Thomas Gray to Thomas Wharton, 31 August 1758
I ought to have informed you sooner, that I had received the Ticket you were so good to buy for me, but I have been obliged to go every day almost to Stoke-house, where the Garricks have been all the last week. they are now gone, & I am not sorry for it, for I grow so old, that, I own, People in high spirits & gayety overpower me, & entirely take away mine. I can yet be diverted with their sallies, but if they appear to take notice of my dullness, it sinks me to nothing. I do not know, whether you will blame me, but I found so good an opportunity given me of entering into the quarrel between M: and him, that I could not help seizing it, & trying to shew him the folly of hearkening to half-witted friends & tale-bearers; and the greater folly of attempting to hurt, or merely to pique, so worthy & so estimable a Man. if I did nothing else, I at least convinced him, that I spoke entirely from myself; & that I had the most entire good opinion & most unalterable respect as well as kindness for M:n.
I congratulate you on our successes, & condole with you on our misfortunes: but do you think we draw the nearer to any happy conclusion of the war, or that we can bear so great a burthen much longer. the K: of Prussia's situation embarrasses me, surrounded as he is, & reduced to the defence of his own little Marquisate.

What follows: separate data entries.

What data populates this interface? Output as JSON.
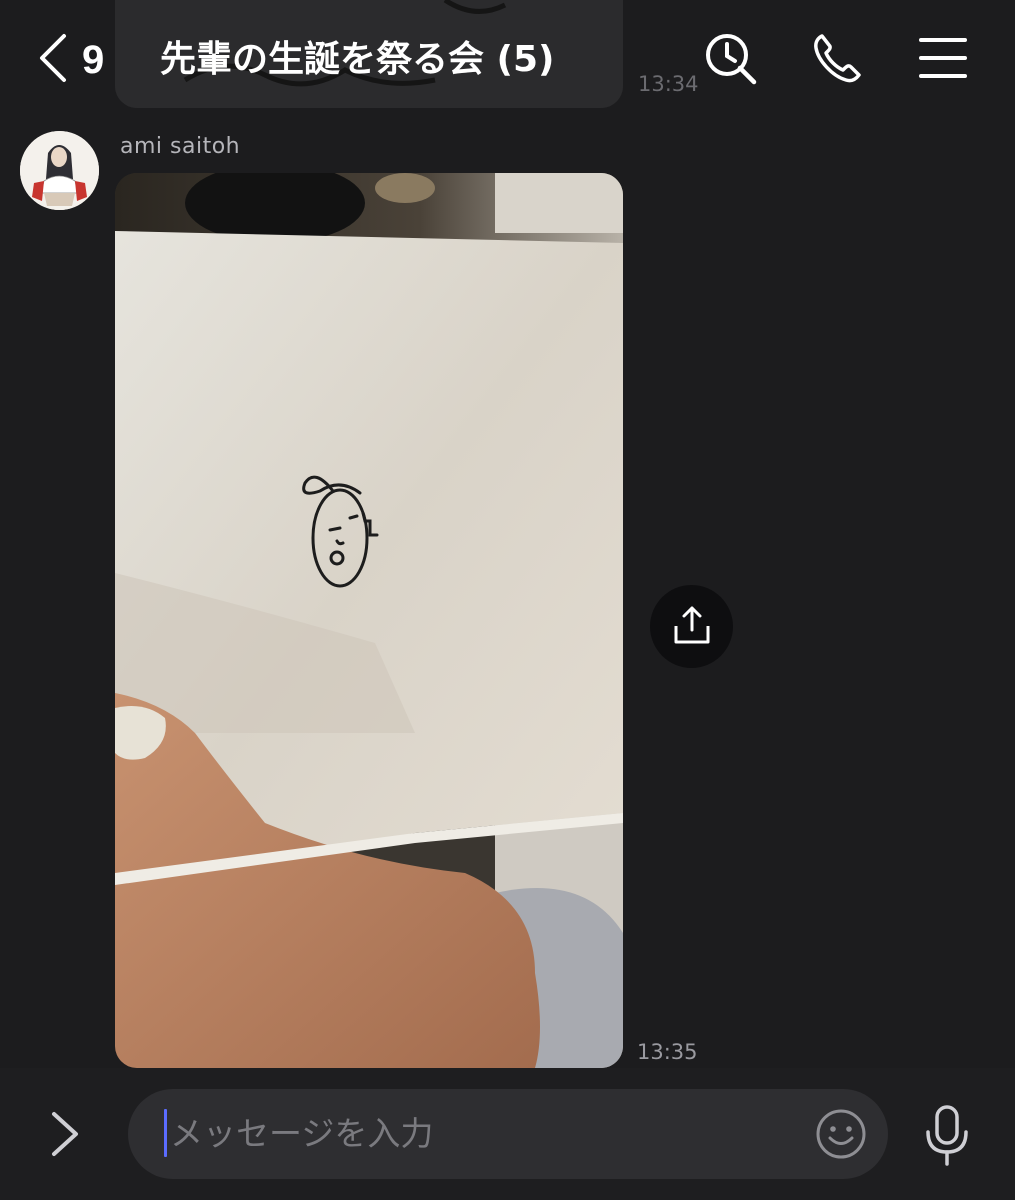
{
  "header": {
    "back_icon": "chevron-left-icon",
    "unread_count": "9",
    "title": "先輩の生誕を祭る会 (5)",
    "icons": [
      "search-history-icon",
      "phone-icon",
      "menu-icon"
    ]
  },
  "messages": [
    {
      "type": "image",
      "time": "13:34"
    },
    {
      "type": "image",
      "sender": "ami saitoh",
      "time": "13:35",
      "action_icon": "share-icon"
    }
  ],
  "composer": {
    "expand_icon": "chevron-right-icon",
    "placeholder": "メッセージを入力",
    "emoji_icon": "smiley-icon",
    "mic_icon": "microphone-icon"
  },
  "colors": {
    "background": "#1c1c1e",
    "input_bar": "#1e1e20",
    "input_field": "#2e2e31",
    "caret": "#5b6cff"
  }
}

Your Encyclopedie is the object of my envy. I am reduced to French plays & novels, Willis's mitred Abbies, & the History of Norfolk in 3 volumes Folio. these latter Authors have, I think, the most wit, tho' the others know rather more of the World.
I wish the air of Hampstead were not so necessary to you all, but am glad you always know where to find health, & that she lives so near you. I continue better than has been usual for me in the summer, tho' I neither walk, nor take any thing: 'tis in mind only, that I am weary & disagreeable. Mrs R: is declining every day, her stomach gone, very weak, sometimes giddy, & subject to disorders in her bowels: yet I do not apprehend any immediate danger, but believe she will be reduced to keep her bed entirely.
My best compliments to Mrs Wharton. pray let me hear from you as often as you are in a humour for writing, tho' from hence I can requite your kindness with so little to amuse you.
Mason, William, 1724-1797
Stoke Manor House
Egerton MS 2400, ff. 114-115, Manuscripts collection, British Library , London, UK <http://www.bl.uk/reshelp/bldept/manuscr/>
- The Works of Thomas Gray, 2 vols. Ed. by John Mitford. London: J. Mawman, 1816, section IV, letter LXXVI, vol. ii, 318-320
- The Works of Thomas Gray, 5 vols. Ed. by John Mitford. London: W. Pickering, 1835-1843, section IV, letter LXXXIV, vol. iii, 202-204
- The Letters of Thomas Gray, including the correspondence of Gray and Mason, 3 vols. Ed. by Duncan C. Tovey. London: George Bell and Sons, 1900-12, letter no. CLXXII, vol. ii, 46-49
- Correspondence of Thomas Gray, 3 vols. Ed. by the late Paget Toynbee and Leonard Whibley, with corrections and additions by H. W. Starr. Oxford: Clarendon Press, 1971 [1st ed. 1935], letter no. 277, vol. ii, 584-586